The qWR star HD 45166 II. Fundamental parameters and evidence of a latitude-dependent wind
Groh, J. H., Oliveira, A. S., Steiner, J. E. 2008, A&A, 485, 245

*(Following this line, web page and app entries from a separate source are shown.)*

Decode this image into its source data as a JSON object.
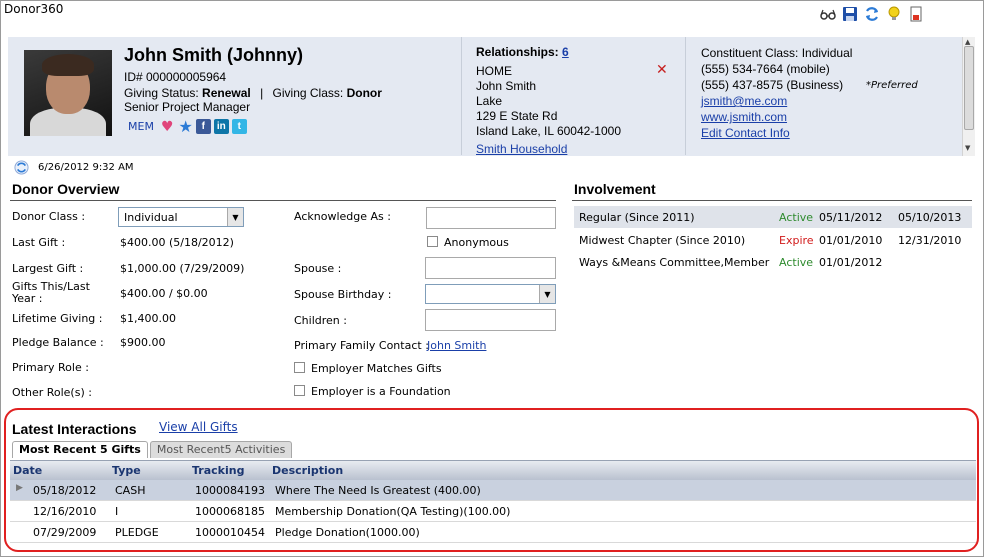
{
  "app": {
    "title": "Donor360"
  },
  "toolbar": {
    "icons": [
      "glasses-icon",
      "save-icon",
      "refresh-icon",
      "lightbulb-icon",
      "print-icon"
    ]
  },
  "header": {
    "name": "John Smith (Johnny)",
    "id_line": "ID# 000000005964",
    "giving_status_label": "Giving Status:",
    "giving_status_value": "Renewal",
    "giving_class_label": "Giving Class:",
    "giving_class_value": "Donor",
    "job_title": "Senior Project Manager",
    "mem_label": "MEM",
    "relationships_label": "Relationships:",
    "relationships_count": "6",
    "address_type": "HOME",
    "address_name": "John Smith",
    "address_line1": "Lake",
    "address_line2": "129 E State Rd",
    "address_line3": "Island Lake, IL 60042-1000",
    "household_link": "Smith Household",
    "constituent_class": "Constituent Class: Individual",
    "phone_mobile": "(555) 534-7664 (mobile)",
    "phone_business": "(555) 437-8575 (Business)",
    "preferred_label": "*Preferred",
    "email": "jsmith@me.com",
    "website": "www.jsmith.com",
    "edit_contact": "Edit Contact Info"
  },
  "timestamp": "6/26/2012 9:32 AM",
  "donor_overview": {
    "title": "Donor Overview",
    "donor_class_label": "Donor Class :",
    "donor_class_value": "Individual",
    "last_gift_label": "Last Gift :",
    "last_gift_value": "$400.00 (5/18/2012)",
    "largest_gift_label": "Largest Gift :",
    "largest_gift_value": "$1,000.00 (7/29/2009)",
    "gifts_this_last_label_1": "Gifts This/Last",
    "gifts_this_last_label_2": "Year :",
    "gifts_this_last_value": "$400.00 / $0.00",
    "lifetime_label": "Lifetime Giving :",
    "lifetime_value": "$1,400.00",
    "pledge_balance_label": "Pledge Balance :",
    "pledge_balance_value": "$900.00",
    "primary_role_label": "Primary Role :",
    "other_roles_label": "Other Role(s) :",
    "acknowledge_label": "Acknowledge As :",
    "anonymous_label": "Anonymous",
    "spouse_label": "Spouse :",
    "spouse_birthday_label": "Spouse Birthday :",
    "children_label": "Children :",
    "primary_family_label": "Primary Family Contact :",
    "primary_family_value": "John Smith",
    "employer_matches_label": "Employer Matches Gifts",
    "employer_foundation_label": "Employer is a Foundation"
  },
  "involvement": {
    "title": "Involvement",
    "rows": [
      {
        "name": "Regular (Since 2011)",
        "status": "Active",
        "start": "05/11/2012",
        "end": "05/10/2013"
      },
      {
        "name": "Midwest Chapter (Since 2010)",
        "status": "Expire",
        "start": "01/01/2010",
        "end": "12/31/2010"
      },
      {
        "name": "Ways &Means Committee,Member",
        "status": "Active",
        "start": "01/01/2012",
        "end": ""
      }
    ]
  },
  "interactions": {
    "title": "Latest Interactions",
    "view_all": "View All Gifts",
    "tab_gifts": "Most Recent 5 Gifts",
    "tab_activities": "Most Recent5 Activities",
    "columns": [
      "Date",
      "Type",
      "Tracking",
      "Description"
    ],
    "rows": [
      {
        "date": "05/18/2012",
        "type": "CASH",
        "tracking": "1000084193",
        "description": "Where The Need Is Greatest (400.00)"
      },
      {
        "date": "12/16/2010",
        "type": "I",
        "tracking": "1000068185",
        "description": "Membership Donation(QA Testing)(100.00)"
      },
      {
        "date": "07/29/2009",
        "type": "PLEDGE",
        "tracking": "1000010454",
        "description": "Pledge Donation(1000.00)"
      }
    ]
  },
  "colors": {
    "header_bg": "#e4e9f2",
    "link": "#1a3fa8",
    "active": "#2d8a2d",
    "expire": "#d11a1a",
    "highlight": "#e02020"
  }
}
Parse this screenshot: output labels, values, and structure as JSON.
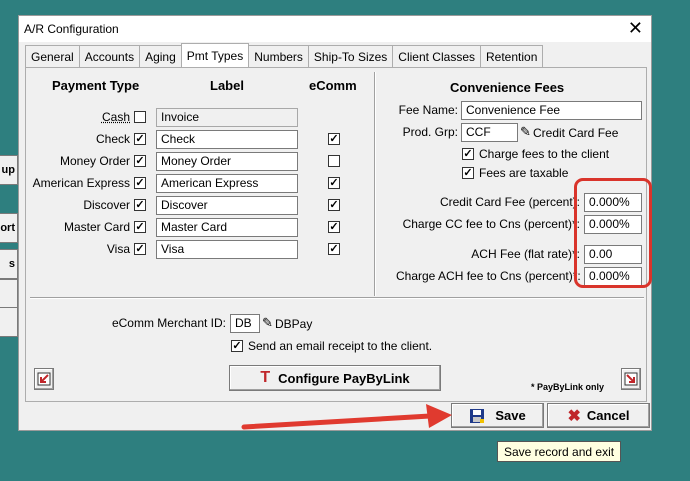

The enigmatic object HD 45166 is a qWR star in a binary system with an orbital period of 1.596 day, and presents a rich emission-line spectrum in addition to absorption lines from the companion star (B7 V). As the system inclination is very small (i=0.77° ± 0.09°), HD 45166 is an ideal laboratory for wind-structure studies. The goal of the present paper is to determine the fundamental stellar and wind parameters of the qWR star. A radiative transfer model for the wind and photosphere of the qWR star was calculated using the non-LTE code CMFGEN. The wind asymmetry was also analyzed using a recently-developed version of CMFGEN to compute the emerging spectrum in two-dimensional geometry. The temporal-variance spectrum (TVS) was calculated to study the line-profile variations. Abundances and stellar and wind parameters of the qWR star were obtained. The qWR star has an effective temperature of T_eff = 50 000 ± 2000 K, a luminosity of log (L/Lsun) = 3.75 ± 0.08, and a corresponding photospheric radius of R_phot = 1.00 Rsun. The star is helium-rich (N(H)/N(He) = 2.0), while the CNO abundances are anomalous when compared either to solar values, to planetary nebulae, or to WR stars. The mass-loss rate is Mdot= 2.2 × 10-7 Msun yr-1, and the wind terminal velocity is v∞=425 km s-1. The comparison between the observed line profiles and models computed under different latitude-dependent wind densities strongly suggests the presence of an oblate wind density enhancement, with a density contrast of at least 8:1 from equator to pole. If a high velocity polar wind is present ( 1200 km s-1), the minimum density contrast is reduced to 4:1. The wind parameters determined are unusual when compared to O-type stars or to typical WR stars. While for WR stars v∞/v_esc > 1.5, in the case of HD 45166 it is much smaller (v∞/v_esc = 0.32). In addition, the efficiency of momentum transfer is η=0.74, which is at least 4 times smaller than in a typical WR. We find evidence for the presence of a wind compression zone, since the equatorial wind density is significantly higher than the polar wind. The TVS supports the presence of such a latitude-dependent wind and a variable absorption/scattering gas near the equator.